Problem to solve → This task requires every entry to be set down again exactly.
*** Opening of Records for processing ***
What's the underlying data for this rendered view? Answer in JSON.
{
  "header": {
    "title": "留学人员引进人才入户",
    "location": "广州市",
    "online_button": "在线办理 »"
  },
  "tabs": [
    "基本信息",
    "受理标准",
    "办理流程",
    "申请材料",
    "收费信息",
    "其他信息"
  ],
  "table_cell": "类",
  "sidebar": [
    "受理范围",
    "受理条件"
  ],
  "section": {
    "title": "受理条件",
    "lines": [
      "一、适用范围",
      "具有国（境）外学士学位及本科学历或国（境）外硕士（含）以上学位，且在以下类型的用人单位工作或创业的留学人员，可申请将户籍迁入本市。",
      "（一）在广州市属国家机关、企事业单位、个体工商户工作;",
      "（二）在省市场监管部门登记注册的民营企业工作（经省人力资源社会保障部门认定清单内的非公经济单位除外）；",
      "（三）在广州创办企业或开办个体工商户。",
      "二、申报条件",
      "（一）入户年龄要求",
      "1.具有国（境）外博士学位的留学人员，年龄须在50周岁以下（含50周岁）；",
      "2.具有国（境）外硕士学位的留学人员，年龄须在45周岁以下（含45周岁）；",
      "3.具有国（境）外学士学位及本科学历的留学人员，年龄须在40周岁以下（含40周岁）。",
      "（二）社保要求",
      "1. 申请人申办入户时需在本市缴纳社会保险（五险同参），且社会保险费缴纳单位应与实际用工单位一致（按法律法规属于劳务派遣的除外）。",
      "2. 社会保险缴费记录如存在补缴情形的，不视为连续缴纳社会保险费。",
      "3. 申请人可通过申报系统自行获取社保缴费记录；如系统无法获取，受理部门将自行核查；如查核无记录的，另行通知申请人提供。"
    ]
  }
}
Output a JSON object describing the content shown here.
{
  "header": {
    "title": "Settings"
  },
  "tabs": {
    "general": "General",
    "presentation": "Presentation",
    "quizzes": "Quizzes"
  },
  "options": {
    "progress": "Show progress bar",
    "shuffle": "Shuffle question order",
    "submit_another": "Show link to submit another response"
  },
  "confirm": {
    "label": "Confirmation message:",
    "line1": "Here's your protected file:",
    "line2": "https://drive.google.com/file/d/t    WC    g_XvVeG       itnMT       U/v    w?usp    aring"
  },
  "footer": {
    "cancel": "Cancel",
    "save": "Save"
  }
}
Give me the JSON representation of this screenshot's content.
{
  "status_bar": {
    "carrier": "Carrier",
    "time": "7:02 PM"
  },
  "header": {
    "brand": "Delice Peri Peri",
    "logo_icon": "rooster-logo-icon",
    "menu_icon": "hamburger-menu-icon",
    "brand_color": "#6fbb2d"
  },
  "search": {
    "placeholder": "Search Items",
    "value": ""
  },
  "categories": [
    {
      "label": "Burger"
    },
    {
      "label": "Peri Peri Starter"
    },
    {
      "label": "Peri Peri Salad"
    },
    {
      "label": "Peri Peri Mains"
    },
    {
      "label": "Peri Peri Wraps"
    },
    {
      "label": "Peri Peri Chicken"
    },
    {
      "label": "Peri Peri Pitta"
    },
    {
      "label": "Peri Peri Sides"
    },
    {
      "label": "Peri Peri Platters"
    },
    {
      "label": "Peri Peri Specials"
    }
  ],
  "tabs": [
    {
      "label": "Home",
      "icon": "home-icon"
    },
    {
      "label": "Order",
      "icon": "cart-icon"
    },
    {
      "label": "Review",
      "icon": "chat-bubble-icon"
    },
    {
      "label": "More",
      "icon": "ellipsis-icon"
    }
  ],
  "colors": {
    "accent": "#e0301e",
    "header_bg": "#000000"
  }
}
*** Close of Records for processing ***
Task output →
What's the underlying data for this rendered view? Answer in JSON.
{
  "header": {
    "title": "留学人员引进人才入户",
    "location": "广州市",
    "online_button": "在线办理 »"
  },
  "tabs": [
    "基本信息",
    "受理标准",
    "办理流程",
    "申请材料",
    "收费信息",
    "其他信息"
  ],
  "table_cell": "类",
  "sidebar": [
    "受理范围",
    "受理条件"
  ],
  "section": {
    "title": "受理条件",
    "lines": [
      "一、适用范围",
      "具有国（境）外学士学位及本科学历或国（境）外硕士（含）以上学位，且在以下类型的用人单位工作或创业的留学人员，可申请将户籍迁入本市。",
      "（一）在广州市属国家机关、企事业单位、个体工商户工作;",
      "（二）在省市场监管部门登记注册的民营企业工作（经省人力资源社会保障部门认定清单内的非公经济单位除外）；",
      "（三）在广州创办企业或开办个体工商户。",
      "二、申报条件",
      "（一）入户年龄要求",
      "1.具有国（境）外博士学位的留学人员，年龄须在50周岁以下（含50周岁）；",
      "2.具有国（境）外硕士学位的留学人员，年龄须在45周岁以下（含45周岁）；",
      "3.具有国（境）外学士学位及本科学历的留学人员，年龄须在40周岁以下（含40周岁）。",
      "（二）社保要求",
      "1. 申请人申办入户时需在本市缴纳社会保险（五险同参），且社会保险费缴纳单位应与实际用工单位一致（按法律法规属于劳务派遣的除外）。",
      "2. 社会保险缴费记录如存在补缴情形的，不视为连续缴纳社会保险费。",
      "3. 申请人可通过申报系统自行获取社保缴费记录；如系统无法获取，受理部门将自行核查；如查核无记录的，另行通知申请人提供。"
    ]
  }
}
Output a JSON object describing the content shown here.
{
  "header": {
    "title": "Settings"
  },
  "tabs": {
    "general": "General",
    "presentation": "Presentation",
    "quizzes": "Quizzes"
  },
  "options": {
    "progress": "Show progress bar",
    "shuffle": "Shuffle question order",
    "submit_another": "Show link to submit another response"
  },
  "confirm": {
    "label": "Confirmation message:",
    "line1": "Here's your protected file:",
    "line2": "https://drive.google.com/file/d/t    WC    g_XvVeG       itnMT       U/v    w?usp    aring"
  },
  "footer": {
    "cancel": "Cancel",
    "save": "Save"
  }
}
Give me the JSON representation of this screenshot's content.
{
  "status_bar": {
    "carrier": "Carrier",
    "time": "7:02 PM"
  },
  "header": {
    "brand": "Delice Peri Peri",
    "logo_icon": "rooster-logo-icon",
    "menu_icon": "hamburger-menu-icon",
    "brand_color": "#6fbb2d"
  },
  "search": {
    "placeholder": "Search Items",
    "value": ""
  },
  "categories": [
    {
      "label": "Burger"
    },
    {
      "label": "Peri Peri Starter"
    },
    {
      "label": "Peri Peri Salad"
    },
    {
      "label": "Peri Peri Mains"
    },
    {
      "label": "Peri Peri Wraps"
    },
    {
      "label": "Peri Peri Chicken"
    },
    {
      "label": "Peri Peri Pitta"
    },
    {
      "label": "Peri Peri Sides"
    },
    {
      "label": "Peri Peri Platters"
    },
    {
      "label": "Peri Peri Specials"
    }
  ],
  "tabs": [
    {
      "label": "Home",
      "icon": "home-icon"
    },
    {
      "label": "Order",
      "icon": "cart-icon"
    },
    {
      "label": "Review",
      "icon": "chat-bubble-icon"
    },
    {
      "label": "More",
      "icon": "ellipsis-icon"
    }
  ],
  "colors": {
    "accent": "#e0301e",
    "header_bg": "#000000"
  }
}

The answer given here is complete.